Bell also left money for schools in Inverness (Faraline Park, now Inverness Library), Glasgow, Edinburgh, Leith (Commercial Street) and Cupar (now called Bell Baxter High School, formerly Madras Academy).
From the foundation of Madras College in 1833 until 1888, the school was run by a board of trustees. As part of a series of reforms made at Madras in 1888/89, the position of rector was established. Since 1889 there have been ten rectors of Madras College:
- 1889-1915 Mr J. Mckenzie
- 1915-1920 Mr J.M. Moore
- 1920-1923 Mr H.F. Martin
- 1923-1941 Mr J.D. McPetrie
- 1941-1955 Mr N. Macleod
- 1955-1975 Dr J. Thompson
- 1975-1985 Dr I.D Gilroy
- 1985-1997 Mr D.D. Galloway
- 1997-2007 Mr L.S.G. Matheson
- 2007-2013 Mr I. Jones
- 2013- Mr D. McClure
Notable former pupils
- Tim Woollins - Notable Mathematician and Physicist.
- Peter Corsar Anderson - Educator and principle of the Scotch College, Perth, Australia
- Sir Robert Balfour - Member of Parliament for Glasgow Partick
- Iain Bayne - Drummer in the Scottish band Runrig
- Beta Band - Post-folk band
- James Bridie - Rugby union international who represented Wales
- Ted Brocklebank - Journalist, broadcaster and Member of the Scottish Parliament for Mid Scotland and Fife
- Gavin Brown - Former vice-chancellor of the University of Sydney
- Alfred Clunies-Ross - Rugby union international who represented Scotland in the first international rugby match in 1871
- Dogs Die In Hot Cars - Indie band
- Rob Dewey - Rugby union international who represented Scotland
- David Hay Fleming - Scottish historian and antiquarian
- Duncan Forrester - Scottish theologian and the founder of the Centre for Theology and Public Issues at New College, Edinburgh
- Mike Hulme - Professor of climate change at the University of East Anglia
- King Creosote - Musician
- Andrew Lemoncello - British long distance runner
- Sir Robert Lyle - Chairman of Tate & Lyle
- Doon Mackichan - Comedy actress, most notably in Smack the Pony

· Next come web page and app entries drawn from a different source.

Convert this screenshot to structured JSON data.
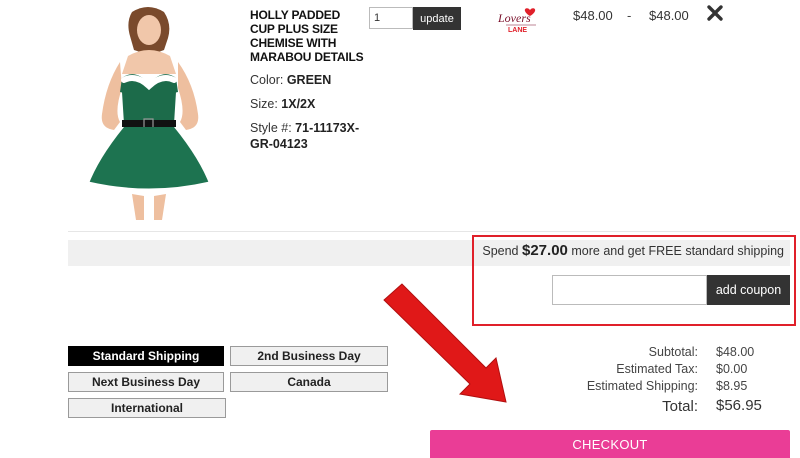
{
  "product": {
    "name": "HOLLY PADDED CUP PLUS SIZE CHEMISE WITH MARABOU DETAILS",
    "color_label": "Color:",
    "color_value": "GREEN",
    "size_label": "Size:",
    "size_value": "1X/2X",
    "style_label": "Style #:",
    "style_value": "71-11173X-GR-04123",
    "quantity": "1",
    "update_label": "update",
    "brand_logo": "lovers-lane-logo",
    "unit_price": "$48.00",
    "separator": "-",
    "line_total": "$48.00",
    "remove_icon": "close-x-icon"
  },
  "shipping_promo": {
    "prefix": "Spend",
    "amount": "$27.00",
    "suffix": "more and get FREE standard shipping"
  },
  "coupon": {
    "placeholder": "",
    "button_label": "add coupon"
  },
  "shipping_options": [
    {
      "label": "Standard Shipping",
      "active": true
    },
    {
      "label": "2nd Business Day",
      "active": false
    },
    {
      "label": "Next Business Day",
      "active": false
    },
    {
      "label": "Canada",
      "active": false
    },
    {
      "label": "International",
      "active": false
    }
  ],
  "summary": {
    "subtotal_label": "Subtotal:",
    "subtotal_value": "$48.00",
    "tax_label": "Estimated Tax:",
    "tax_value": "$0.00",
    "shipping_label": "Estimated Shipping:",
    "shipping_value": "$8.95",
    "total_label": "Total:",
    "total_value": "$56.95"
  },
  "checkout_label": "CHECKOUT",
  "colors": {
    "checkout": "#ea3d96",
    "highlight": "#e0202a",
    "dark_button": "#333333",
    "product_green": "#1c6b4a"
  }
}
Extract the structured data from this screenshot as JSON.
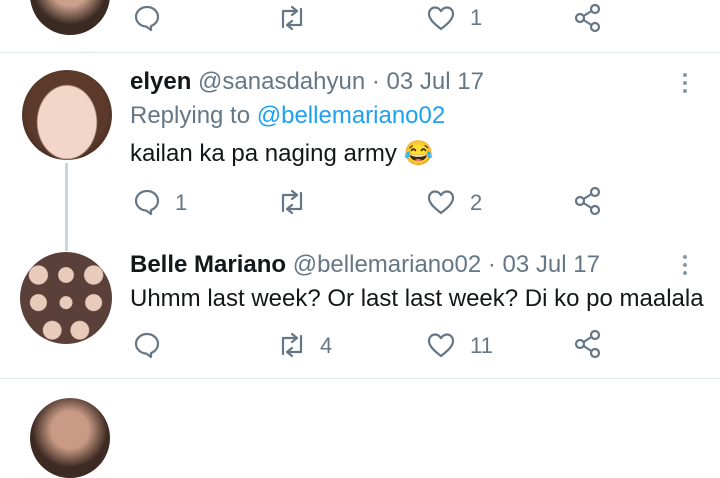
{
  "top_tweet": {
    "like_count": "1"
  },
  "reply1": {
    "name": "elyen",
    "handle": "@sanasdahyun",
    "date": "· 03 Jul 17",
    "replying_prefix": "Replying to",
    "replying_handle": "@bellemariano02",
    "text": "kailan ka pa naging army",
    "emoji": "😂",
    "reply_count": "1",
    "retweet_count": "",
    "like_count": "2"
  },
  "reply2": {
    "name": "Belle Mariano",
    "handle": "@bellemariano02",
    "date": "· 03 Jul 17",
    "text": "Uhmm last week? Or last last week? Di ko po maalala",
    "reply_count": "",
    "retweet_count": "4",
    "like_count": "11"
  },
  "colors": {
    "accent": "#1da1f2",
    "icon": "#657786",
    "divider": "#e1e8ed"
  },
  "icons": [
    "reply-icon",
    "retweet-icon",
    "like-icon",
    "share-icon",
    "more-icon"
  ]
}
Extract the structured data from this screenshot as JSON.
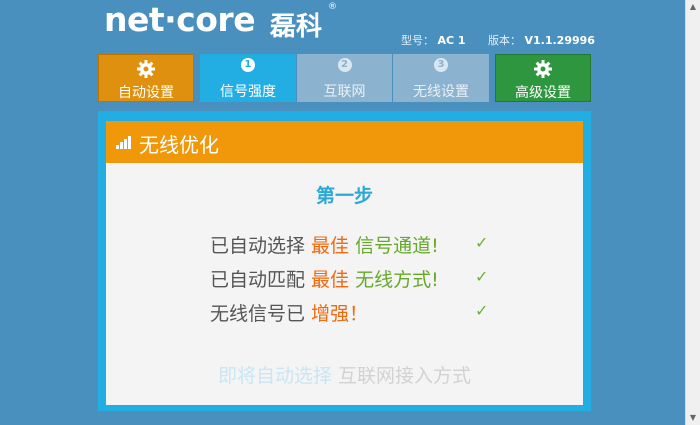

- Robert Marshall - Soldier and author of The Haunted Major
- Andrew McLellan - Church of Scotland minister, Moderator of the Church of Scotland and, since 2002, Her Majesty's Chief Inspector of Prisons for Scotland
- Gordon Moulds - Air Commodore who previously held senior post in the Falkland Islands
- Lord Sands - Judge and Member of Parliament for Edinburgh and St Andrews Universities
- Alastair Stewart - ITV Newsreader
- KT Tunstall - Musician
- Adam Werritty - Businessman
- James Yorkston - Musician
- Galloway, D. D. (1989). In the Footsteps of Dr Bell. St Andrews: Madras College
- Gilroy, I. D. (1997). The Rev Dr Andrew Bell: Founder of Madras College. St Andrews: Madras College
- Lamont-Brown, R. (2006). St Andrews: City by the Northern Sea. Edinburgh: Birlinn
- Southey, R. (1844). The Life of Rev. Andrew Bell: Comprising the History of the Rise and Progress of the System of Mutual Tuition. London: John Murray
- Stephen, K. (1983). Andrew Bell F.R.S.E. (1753-1832). Edinburgh: University of Edinburgh History of Medicine and Science Unit
- Thompson, J. (1983). The Madras College 1833-1983. Fife: Fife Educational Resource Centre
- The Madras College homepage
- Madras College Former Pupils website
- An article on Andrew Bell and the Madras System
- Madras College's page on Scottish Schools Online